_YOUR OBJECTIVE_. Within the data below, tally the lines that contain "timecode" and state only the total.

BEGIN SUPPLIED MATERIAL

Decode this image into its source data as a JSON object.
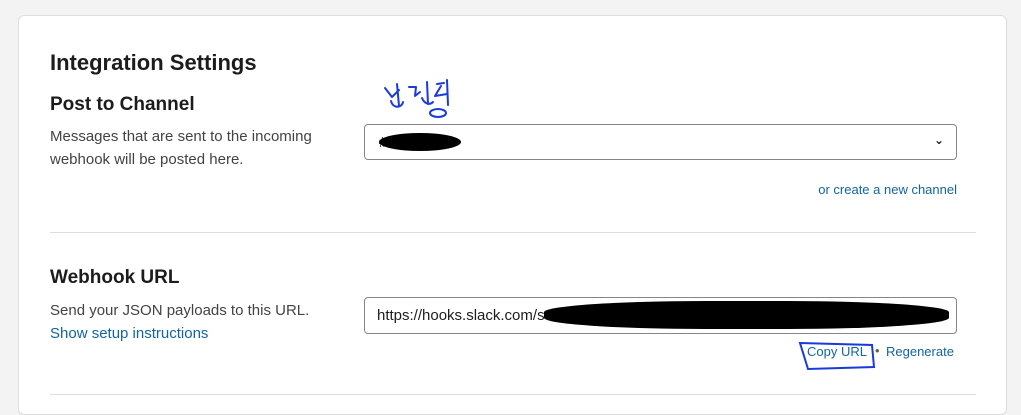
{
  "integration": {
    "title": "Integration Settings"
  },
  "post_to_channel": {
    "title": "Post to Channel",
    "description_line1": "Messages that are sent to the incoming",
    "description_line2": "webhook will be posted here.",
    "selected_channel": "#",
    "create_channel_link": "or create a new channel"
  },
  "webhook_url": {
    "title": "Webhook URL",
    "description": "Send your JSON payloads to this URL.",
    "setup_link": "Show setup instructions",
    "url_value": "https://hooks.slack.com/services/",
    "copy_label": "Copy URL",
    "separator": "•",
    "regenerate_label": "Regenerate"
  },
  "handwritten_note": "설정",
  "colors": {
    "link": "#1264a3",
    "annotation": "#1a3adb",
    "redaction": "#000000"
  },
  "icons": {
    "dropdown": "chevron-down-icon"
  }
}
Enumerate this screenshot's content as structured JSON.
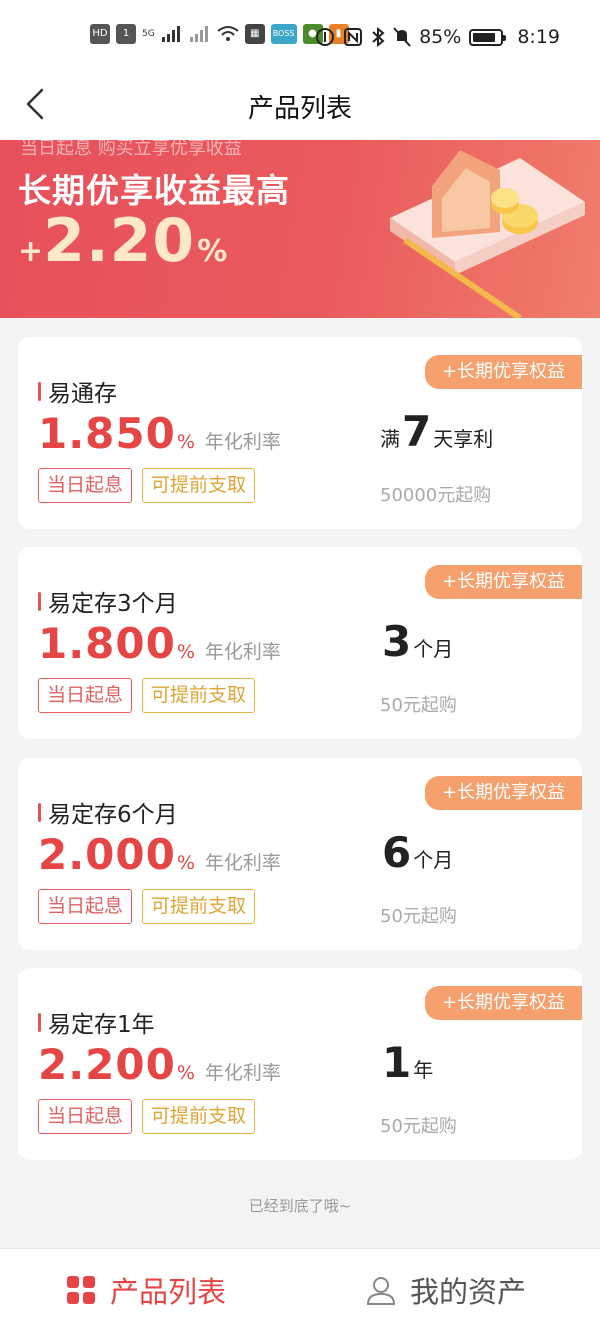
{
  "status_bar": {
    "chips": [
      "HD",
      "1",
      "5G",
      "BOSS"
    ],
    "battery_level": "85%",
    "battery_fraction": 0.85,
    "time": "8:19",
    "icons": [
      "signal-icon",
      "wifi-icon",
      "nfc-icon",
      "bluetooth-icon",
      "mute-bell-icon",
      "battery-icon"
    ]
  },
  "nav": {
    "title": "产品列表",
    "back_icon": "chevron-left-icon"
  },
  "banner": {
    "top_text": "当日起息 购买立享优享收益",
    "headline": "长期优享收益最高",
    "rate_plus": "+",
    "rate_value": "2.20",
    "rate_unit": "%"
  },
  "products": [
    {
      "tag": "+长期优享权益",
      "name": "易通存",
      "rate": "1.850",
      "rate_unit": "%",
      "rate_label": "年化利率",
      "chips": [
        "当日起息",
        "可提前支取"
      ],
      "term_prefix": "满",
      "term_value": "7",
      "term_suffix": "天享利",
      "min_purchase": "50000元起购"
    },
    {
      "tag": "+长期优享权益",
      "name": "易定存3个月",
      "rate": "1.800",
      "rate_unit": "%",
      "rate_label": "年化利率",
      "chips": [
        "当日起息",
        "可提前支取"
      ],
      "term_prefix": "",
      "term_value": "3",
      "term_suffix": "个月",
      "min_purchase": "50元起购"
    },
    {
      "tag": "+长期优享权益",
      "name": "易定存6个月",
      "rate": "2.000",
      "rate_unit": "%",
      "rate_label": "年化利率",
      "chips": [
        "当日起息",
        "可提前支取"
      ],
      "term_prefix": "",
      "term_value": "6",
      "term_suffix": "个月",
      "min_purchase": "50元起购"
    },
    {
      "tag": "+长期优享权益",
      "name": "易定存1年",
      "rate": "2.200",
      "rate_unit": "%",
      "rate_label": "年化利率",
      "chips": [
        "当日起息",
        "可提前支取"
      ],
      "term_prefix": "",
      "term_value": "1",
      "term_suffix": "年",
      "min_purchase": "50元起购"
    }
  ],
  "footer_note": "已经到底了哦~",
  "tabbar": {
    "products_label": "产品列表",
    "products_icon": "grid-icon",
    "assets_label": "我的资产",
    "assets_icon": "user-icon",
    "active": "products"
  },
  "colors": {
    "accent_red": "#e64545",
    "tag_orange": "#f6a06e",
    "chip_gold": "#e0a437",
    "banner_red": "#e8505b"
  }
}
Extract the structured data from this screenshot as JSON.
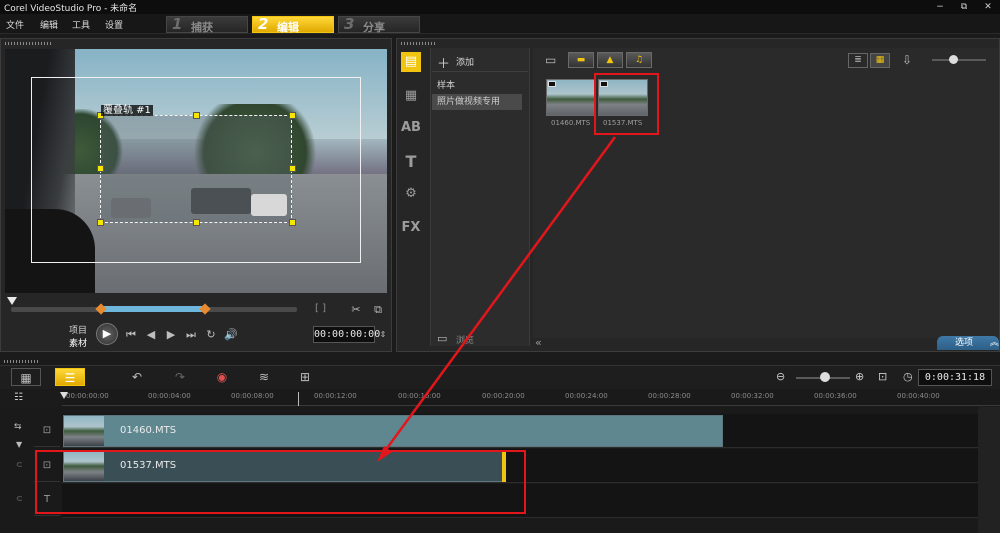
{
  "window": {
    "title": "Corel VideoStudio Pro - 未命名",
    "controls": [
      "−",
      "⧉",
      "✕"
    ]
  },
  "menu": {
    "items": [
      "文件",
      "编辑",
      "工具",
      "设置"
    ]
  },
  "steps": [
    {
      "num": "1",
      "label": "捕获",
      "active": false
    },
    {
      "num": "2",
      "label": "编辑",
      "active": true
    },
    {
      "num": "3",
      "label": "分享",
      "active": false
    }
  ],
  "preview": {
    "overlay_label": "覆叠轨 #1",
    "mode_project": "项目",
    "mode_clip": "素材",
    "timecode": "00:00:00:00",
    "trim_marks": "[ ]"
  },
  "library": {
    "add_label": "添加",
    "folders": [
      "样本",
      "照片做视频专用"
    ],
    "browse_label": "浏览",
    "side_icons": [
      "media-icon",
      "instant-project-icon",
      "transition-icon",
      "title-icon",
      "graphic-icon",
      "filter-icon"
    ],
    "side_glyphs": {
      "transition": "AB",
      "title": "T",
      "filter": "FX"
    },
    "thumbnails": [
      {
        "name": "01460.MTS"
      },
      {
        "name": "01537.MTS"
      }
    ],
    "options_label": "选项"
  },
  "timeline": {
    "timecode": "0:00:31:18",
    "ruler_ticks": [
      "00:00:00:00",
      "00:00:04:00",
      "00:00:08:00",
      "00:00:12:00",
      "00:00:16:00",
      "00:00:20:00",
      "00:00:24:00",
      "00:00:28:00",
      "00:00:32:00",
      "00:00:36:00",
      "00:00:40:00"
    ],
    "tracks": [
      {
        "clip": "01460.MTS"
      },
      {
        "clip": "01537.MTS"
      }
    ],
    "text_track_glyph": "T",
    "tool_glyphs": [
      "↶",
      "↷"
    ]
  },
  "colors": {
    "accent": "#f1c40f",
    "annotation": "#e3161b",
    "clip_main": "#5f8790",
    "clip_overlay": "#3a4e55"
  }
}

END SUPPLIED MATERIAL

_ANSWER TO THIS TASK_. 2